__Your assignment__: What is the number of lines below that include the string "mention"? Provide that number alone.
+++ Data +++
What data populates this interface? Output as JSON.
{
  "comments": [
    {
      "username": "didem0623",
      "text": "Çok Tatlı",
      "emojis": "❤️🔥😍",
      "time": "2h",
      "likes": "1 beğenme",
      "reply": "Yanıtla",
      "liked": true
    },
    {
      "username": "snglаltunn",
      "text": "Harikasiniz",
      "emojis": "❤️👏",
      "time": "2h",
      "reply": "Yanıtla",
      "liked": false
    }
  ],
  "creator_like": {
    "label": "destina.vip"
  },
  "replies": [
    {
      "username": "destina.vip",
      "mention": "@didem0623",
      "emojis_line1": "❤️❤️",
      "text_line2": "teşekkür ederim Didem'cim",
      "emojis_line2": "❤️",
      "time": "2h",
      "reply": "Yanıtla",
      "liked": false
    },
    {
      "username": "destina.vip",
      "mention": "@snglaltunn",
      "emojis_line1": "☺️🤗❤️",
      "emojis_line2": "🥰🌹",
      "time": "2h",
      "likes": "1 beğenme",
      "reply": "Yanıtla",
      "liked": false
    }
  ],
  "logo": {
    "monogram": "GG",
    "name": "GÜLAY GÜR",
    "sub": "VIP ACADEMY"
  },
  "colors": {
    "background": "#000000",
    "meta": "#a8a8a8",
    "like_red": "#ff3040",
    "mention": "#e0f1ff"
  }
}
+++
__Written reply__: 3